Social media by definition is a way people interact online – networks and virtual communities where they create, share, and/or exchange information and ideas. Internet users spend more time on social networking sites than any other type of site.
The first major social network to launch was SixDegrees. This site was based off the “six-degrees of separation” concept and lasted from 1997 to 2001. It allowed users to list friends, family members and acquaintances both on the site and externally. If the person was not a member of the site, they were invited to join. Users could send messages and post bulletin board items to people in their first, second, and third degrees, and see their connections to any other user on the site.
Friendster was a close friend of Napster, the popular peer-to-peer Internet file-sharing service. The site went live in 2002 and gained 3 million users in the first few months. The site was based on the Circle of Friends social network allowing individuals to network in virtual communities. The site was the most popular social network through 2004, and was dethroned by MySpace. The website actually relaunched as a gaming site, but eventually shut down in June 2015.

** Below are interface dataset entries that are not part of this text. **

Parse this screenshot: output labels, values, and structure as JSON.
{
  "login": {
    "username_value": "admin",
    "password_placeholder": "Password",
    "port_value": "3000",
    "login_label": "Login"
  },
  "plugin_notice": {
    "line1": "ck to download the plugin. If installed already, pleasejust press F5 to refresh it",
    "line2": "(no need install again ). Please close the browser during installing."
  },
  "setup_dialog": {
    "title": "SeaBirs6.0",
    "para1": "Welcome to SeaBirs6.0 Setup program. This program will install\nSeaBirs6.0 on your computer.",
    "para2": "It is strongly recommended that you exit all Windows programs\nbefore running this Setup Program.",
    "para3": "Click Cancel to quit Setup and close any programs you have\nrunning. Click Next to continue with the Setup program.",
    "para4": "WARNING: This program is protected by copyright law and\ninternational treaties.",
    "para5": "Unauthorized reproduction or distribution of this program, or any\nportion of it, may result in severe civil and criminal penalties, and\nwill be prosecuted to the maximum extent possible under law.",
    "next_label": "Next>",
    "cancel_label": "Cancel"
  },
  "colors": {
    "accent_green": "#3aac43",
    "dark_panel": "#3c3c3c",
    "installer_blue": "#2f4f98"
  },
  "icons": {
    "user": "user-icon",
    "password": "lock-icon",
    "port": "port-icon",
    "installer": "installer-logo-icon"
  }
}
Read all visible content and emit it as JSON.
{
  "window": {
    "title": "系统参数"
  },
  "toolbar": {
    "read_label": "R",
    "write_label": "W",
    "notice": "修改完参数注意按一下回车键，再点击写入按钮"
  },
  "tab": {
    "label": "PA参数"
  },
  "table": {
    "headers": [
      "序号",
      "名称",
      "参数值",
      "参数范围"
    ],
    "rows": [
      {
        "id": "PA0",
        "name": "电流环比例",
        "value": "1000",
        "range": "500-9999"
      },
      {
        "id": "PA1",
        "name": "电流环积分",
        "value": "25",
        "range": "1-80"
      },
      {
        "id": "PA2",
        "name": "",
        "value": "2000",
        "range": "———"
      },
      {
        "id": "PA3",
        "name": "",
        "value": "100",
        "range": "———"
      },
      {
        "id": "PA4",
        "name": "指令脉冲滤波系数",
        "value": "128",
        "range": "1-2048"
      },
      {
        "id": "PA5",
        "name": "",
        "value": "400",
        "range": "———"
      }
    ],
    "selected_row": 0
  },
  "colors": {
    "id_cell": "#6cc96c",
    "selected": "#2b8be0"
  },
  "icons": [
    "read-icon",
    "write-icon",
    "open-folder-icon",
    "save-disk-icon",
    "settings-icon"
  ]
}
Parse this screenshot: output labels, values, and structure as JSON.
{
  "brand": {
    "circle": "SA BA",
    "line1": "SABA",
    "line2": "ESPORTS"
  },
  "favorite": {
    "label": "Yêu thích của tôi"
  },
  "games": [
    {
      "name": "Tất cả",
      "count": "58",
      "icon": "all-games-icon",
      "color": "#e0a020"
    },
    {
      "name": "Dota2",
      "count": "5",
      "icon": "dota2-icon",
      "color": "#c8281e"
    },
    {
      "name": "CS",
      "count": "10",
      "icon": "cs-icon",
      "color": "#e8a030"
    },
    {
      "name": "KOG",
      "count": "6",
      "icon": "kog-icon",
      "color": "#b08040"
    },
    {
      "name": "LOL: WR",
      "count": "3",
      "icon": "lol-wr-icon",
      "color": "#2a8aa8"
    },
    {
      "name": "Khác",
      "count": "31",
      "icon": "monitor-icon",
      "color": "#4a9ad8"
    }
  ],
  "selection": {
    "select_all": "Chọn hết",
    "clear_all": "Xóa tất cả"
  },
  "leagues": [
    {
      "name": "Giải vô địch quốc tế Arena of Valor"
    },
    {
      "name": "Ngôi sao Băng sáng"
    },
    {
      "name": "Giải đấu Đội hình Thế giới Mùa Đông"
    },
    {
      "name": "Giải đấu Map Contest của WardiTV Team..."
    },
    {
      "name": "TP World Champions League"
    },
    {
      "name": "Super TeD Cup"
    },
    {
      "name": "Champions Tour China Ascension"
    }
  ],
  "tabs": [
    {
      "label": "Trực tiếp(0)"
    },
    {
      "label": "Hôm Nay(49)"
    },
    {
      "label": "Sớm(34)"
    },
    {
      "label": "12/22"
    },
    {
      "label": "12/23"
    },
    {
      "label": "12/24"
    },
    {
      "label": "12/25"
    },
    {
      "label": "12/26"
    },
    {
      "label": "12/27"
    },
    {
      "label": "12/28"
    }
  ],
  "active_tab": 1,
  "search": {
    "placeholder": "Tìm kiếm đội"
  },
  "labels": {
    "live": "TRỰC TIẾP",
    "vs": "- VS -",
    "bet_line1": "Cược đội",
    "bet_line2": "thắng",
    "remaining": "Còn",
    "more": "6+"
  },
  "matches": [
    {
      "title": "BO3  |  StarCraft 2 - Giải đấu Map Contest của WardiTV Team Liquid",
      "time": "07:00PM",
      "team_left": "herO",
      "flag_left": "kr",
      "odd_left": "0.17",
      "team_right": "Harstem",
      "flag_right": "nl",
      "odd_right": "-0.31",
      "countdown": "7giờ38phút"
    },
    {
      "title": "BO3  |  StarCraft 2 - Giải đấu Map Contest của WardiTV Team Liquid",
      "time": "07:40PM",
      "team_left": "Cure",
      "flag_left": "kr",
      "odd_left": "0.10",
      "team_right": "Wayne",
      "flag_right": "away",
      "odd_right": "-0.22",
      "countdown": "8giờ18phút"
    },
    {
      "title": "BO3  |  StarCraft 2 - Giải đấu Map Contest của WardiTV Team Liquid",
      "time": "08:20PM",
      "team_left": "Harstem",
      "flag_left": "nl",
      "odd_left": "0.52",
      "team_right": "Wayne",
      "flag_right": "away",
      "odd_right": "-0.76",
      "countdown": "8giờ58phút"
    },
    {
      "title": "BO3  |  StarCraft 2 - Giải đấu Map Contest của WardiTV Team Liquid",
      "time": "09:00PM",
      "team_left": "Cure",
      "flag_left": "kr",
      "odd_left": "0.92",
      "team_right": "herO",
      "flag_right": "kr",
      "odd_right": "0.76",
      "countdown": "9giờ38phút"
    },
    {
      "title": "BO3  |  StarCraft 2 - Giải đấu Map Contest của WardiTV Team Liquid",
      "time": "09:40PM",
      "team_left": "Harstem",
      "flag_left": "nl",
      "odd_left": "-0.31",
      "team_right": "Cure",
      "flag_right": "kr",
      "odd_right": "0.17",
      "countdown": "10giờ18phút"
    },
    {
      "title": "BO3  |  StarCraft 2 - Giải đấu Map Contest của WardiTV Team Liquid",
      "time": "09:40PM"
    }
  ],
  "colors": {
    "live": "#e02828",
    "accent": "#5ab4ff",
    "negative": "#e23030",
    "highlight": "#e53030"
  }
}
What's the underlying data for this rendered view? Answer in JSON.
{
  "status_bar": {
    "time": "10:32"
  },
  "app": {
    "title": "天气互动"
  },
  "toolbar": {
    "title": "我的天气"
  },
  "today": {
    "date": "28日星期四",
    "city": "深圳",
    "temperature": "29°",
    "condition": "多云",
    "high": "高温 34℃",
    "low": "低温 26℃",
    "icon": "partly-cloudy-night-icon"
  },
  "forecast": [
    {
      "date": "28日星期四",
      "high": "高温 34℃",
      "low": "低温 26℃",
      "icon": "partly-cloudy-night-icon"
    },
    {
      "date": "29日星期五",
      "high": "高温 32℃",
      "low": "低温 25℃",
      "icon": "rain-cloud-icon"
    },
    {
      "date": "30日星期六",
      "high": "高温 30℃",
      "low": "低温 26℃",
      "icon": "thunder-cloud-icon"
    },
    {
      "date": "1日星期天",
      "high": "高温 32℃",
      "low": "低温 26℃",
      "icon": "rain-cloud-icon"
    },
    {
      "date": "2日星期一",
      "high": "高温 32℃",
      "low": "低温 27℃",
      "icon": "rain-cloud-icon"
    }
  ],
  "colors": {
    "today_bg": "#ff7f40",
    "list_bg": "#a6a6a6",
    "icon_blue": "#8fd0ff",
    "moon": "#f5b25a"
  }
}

MySpace launched in 2003. From 2005 until 2008, it was the most popular social networking site. MySpace allowed users to create profiles, add photos, connect with friends and share information. Tom Anderson and Chris DeWolfe co-founded the site, and as a result Tom was every user’s first friend. The site was widely used by musicians and artists as a way to share music. The site even allowed users to embed a music player on his/her personal profile.
MySpace was eventually overtaken by the giant we know today as Facebook. However, these three sites weren’t the only early forms of social media. Instant messaging services such as AOL and ICQ were other virtual ways for people to connect with friends online. Users spent hours thinking of the perfect “away” message to show their friends. For the first time, friends could “talk” in real time without picking up a phone or seeing each other in person.
Message boards and forums also allowed people to interact and share online about a common interest or topic. In this format, people weren’t necessarily talking to friends or even acquaintances they knew. People could seek advice about health concerns, share their love of music or voice their opinion on a news story. With this online communication, users could be more anonymous than having to sign up for an online profile.
Think about how social media has grown and developed in the past 15 years. Even 10 years ago, there would have never been a class at OBU dedicated to social media. Even though these early sites may not be relevant today when talking about social networking, it helped pave the way and develop the major players we have like Twitter, Facebook, Instagram, etc. They helped transform how we communicate online, how people are able to interact with one another and how businesses and companies can get in on those conversations.
For discussion in the comments –
What was the first social network that you joined? When was that and how old were you?
What elements of some of these early networking sites influenced today’s major social networks?
Read this article – Why do you think that instant messaging and blogs should be included when talking about the history of social media?